Salmonella typhi is the species of bacteria that causes typhoid fever, describes the Centers for Disease Control and Prevention. Salmonella typhi is not usually found in industrialized regions, but it is fairly common in areas of Asia, Africa and South America.
The symptoms of typhoid fever include a high fever, weakness, stomach pains and headache, according to the CDC. Treatment for the disease can be a tablet or an injection. There are also vaccinations that prevent the contraction of typhoid fever for a few years, and the CDC recommends that travelers receive these vaccinations at least a week or two before traveling to less industrialized parts of the world.

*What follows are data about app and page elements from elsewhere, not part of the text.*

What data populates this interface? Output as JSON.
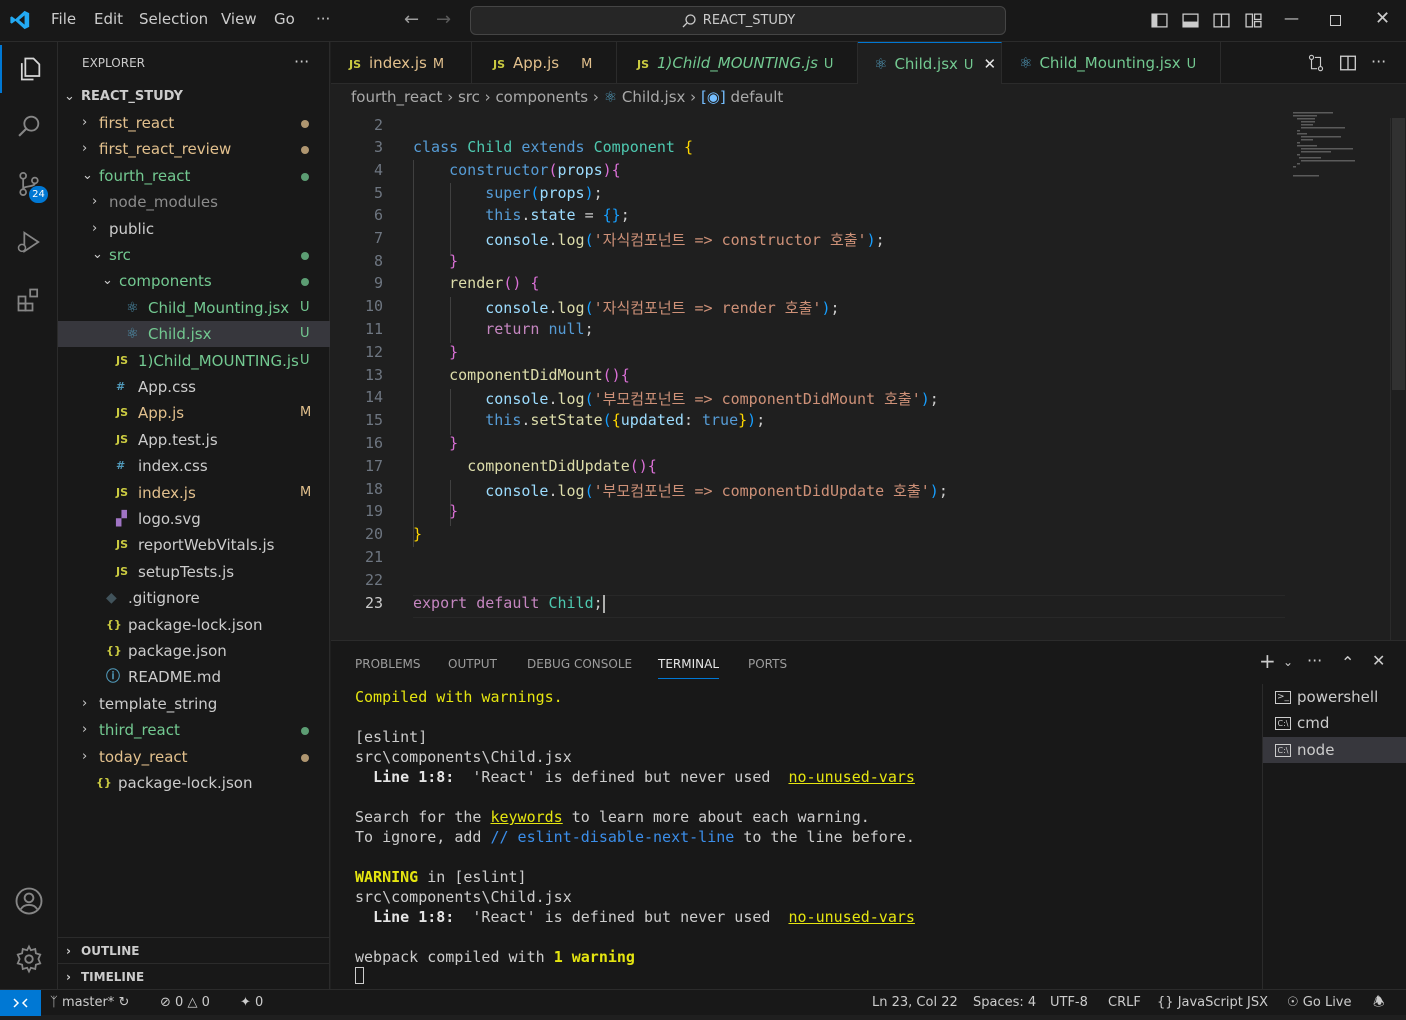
{
  "titlebar": {
    "menus": [
      "File",
      "Edit",
      "Selection",
      "View",
      "Go"
    ],
    "more": "···",
    "search_label": "REACT_STUDY"
  },
  "activity": {
    "source_control_badge": "24"
  },
  "sidebar": {
    "title": "EXPLORER",
    "more": "···",
    "root": "REACT_STUDY",
    "items": [
      {
        "label": "first_react",
        "color": "#e2c08d",
        "deco": "dot"
      },
      {
        "label": "first_react_review",
        "color": "#e2c08d",
        "deco": "dot"
      },
      {
        "label": "fourth_react",
        "color": "#73c991",
        "deco": "dot"
      },
      {
        "label": "node_modules",
        "color": "#8c8c8c",
        "deco": ""
      },
      {
        "label": "public",
        "color": "#cccccc",
        "deco": ""
      },
      {
        "label": "src",
        "color": "#73c991",
        "deco": "dot"
      },
      {
        "label": "components",
        "color": "#73c991",
        "deco": "dot"
      },
      {
        "label": "Child_Mounting.jsx",
        "color": "#73c991",
        "deco": "U"
      },
      {
        "label": "Child.jsx",
        "color": "#73c991",
        "deco": "U"
      },
      {
        "label": "1)Child_MOUNTING.js",
        "color": "#73c991",
        "deco": "U"
      },
      {
        "label": "App.css",
        "color": "#cccccc",
        "deco": ""
      },
      {
        "label": "App.js",
        "color": "#e2c08d",
        "deco": "M"
      },
      {
        "label": "App.test.js",
        "color": "#cccccc",
        "deco": ""
      },
      {
        "label": "index.css",
        "color": "#cccccc",
        "deco": ""
      },
      {
        "label": "index.js",
        "color": "#e2c08d",
        "deco": "M"
      },
      {
        "label": "logo.svg",
        "color": "#cccccc",
        "deco": ""
      },
      {
        "label": "reportWebVitals.js",
        "color": "#cccccc",
        "deco": ""
      },
      {
        "label": "setupTests.js",
        "color": "#cccccc",
        "deco": ""
      },
      {
        "label": ".gitignore",
        "color": "#cccccc",
        "deco": ""
      },
      {
        "label": "package-lock.json",
        "color": "#cccccc",
        "deco": ""
      },
      {
        "label": "package.json",
        "color": "#cccccc",
        "deco": ""
      },
      {
        "label": "README.md",
        "color": "#cccccc",
        "deco": ""
      },
      {
        "label": "template_string",
        "color": "#cccccc",
        "deco": ""
      },
      {
        "label": "third_react",
        "color": "#73c991",
        "deco": "dot"
      },
      {
        "label": "today_react",
        "color": "#e2c08d",
        "deco": "dot"
      },
      {
        "label": "package-lock.json",
        "color": "#cccccc",
        "deco": ""
      }
    ],
    "outline": "OUTLINE",
    "timeline": "TIMELINE"
  },
  "tabs": [
    {
      "label": "index.js",
      "deco": "M",
      "color": "#e2c08d"
    },
    {
      "label": "App.js",
      "deco": "M",
      "color": "#e2c08d"
    },
    {
      "label": "1)Child_MOUNTING.js",
      "deco": "U",
      "color": "#73c991"
    },
    {
      "label": "Child.jsx",
      "deco": "U",
      "color": "#73c991"
    },
    {
      "label": "Child_Mounting.jsx",
      "deco": "U",
      "color": "#73c991"
    }
  ],
  "breadcrumb": [
    "fourth_react",
    "src",
    "components",
    "Child.jsx",
    "default"
  ],
  "editor": {
    "line_numbers": [
      "2",
      "3",
      "4",
      "5",
      "6",
      "7",
      "8",
      "9",
      "10",
      "11",
      "12",
      "13",
      "14",
      "15",
      "16",
      "17",
      "18",
      "19",
      "20",
      "21",
      "22",
      "23"
    ],
    "current_line": "23"
  },
  "panel": {
    "tabs": [
      "PROBLEMS",
      "OUTPUT",
      "DEBUG CONSOLE",
      "TERMINAL",
      "PORTS"
    ],
    "active_tab": "TERMINAL",
    "terminal": {
      "l1": "Compiled with warnings.",
      "l2": "[eslint]",
      "l3": "src\\components\\Child.jsx",
      "l4_pos": "Line 1:8:",
      "l4_msg": "'React' is defined but never used",
      "l4_rule": "no-unused-vars",
      "l5_a": "Search for the ",
      "l5_link": "keywords",
      "l5_b": " to learn more about each warning.",
      "l6_a": "To ignore, add ",
      "l6_link": "// eslint-disable-next-line",
      "l6_b": " to the line before.",
      "l7_warn": "WARNING",
      "l7_b": " in [eslint]",
      "l8": "src\\components\\Child.jsx",
      "l9_pos": "Line 1:8:",
      "l9_msg": "'React' is defined but never used",
      "l9_rule": "no-unused-vars",
      "l10_a": "webpack compiled with ",
      "l10_num": "1",
      "l10_w": "warning"
    },
    "terminals": [
      "powershell",
      "cmd",
      "node"
    ],
    "active_terminal": "node"
  },
  "statusbar": {
    "branch": "master*",
    "errors": "0",
    "warnings": "0",
    "ports": "0",
    "position": "Ln 23, Col 22",
    "spaces": "Spaces: 4",
    "encoding": "UTF-8",
    "eol": "CRLF",
    "language": "JavaScript JSX",
    "golive": "Go Live"
  },
  "colors": {
    "accent": "#0078d4",
    "modified": "#e2c08d",
    "untracked": "#73c991"
  }
}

Salmonella typhi cannot live outside of a human host, explains the CDC. Transmission of the bacteria most often occurs when sharing food or drinks with someone carrying the disease. It can also be contracted by drinking water that has been contaminated with sewage.
Typhoid fever can be fatal if complications occur, states the CDC. Fatalities normally only occur if the strain is resistant to antibiotics. Even when the symptoms have stopped, the disease could still be transmitted to others. Doctors can test stool samples to determine if the bacteria are still present.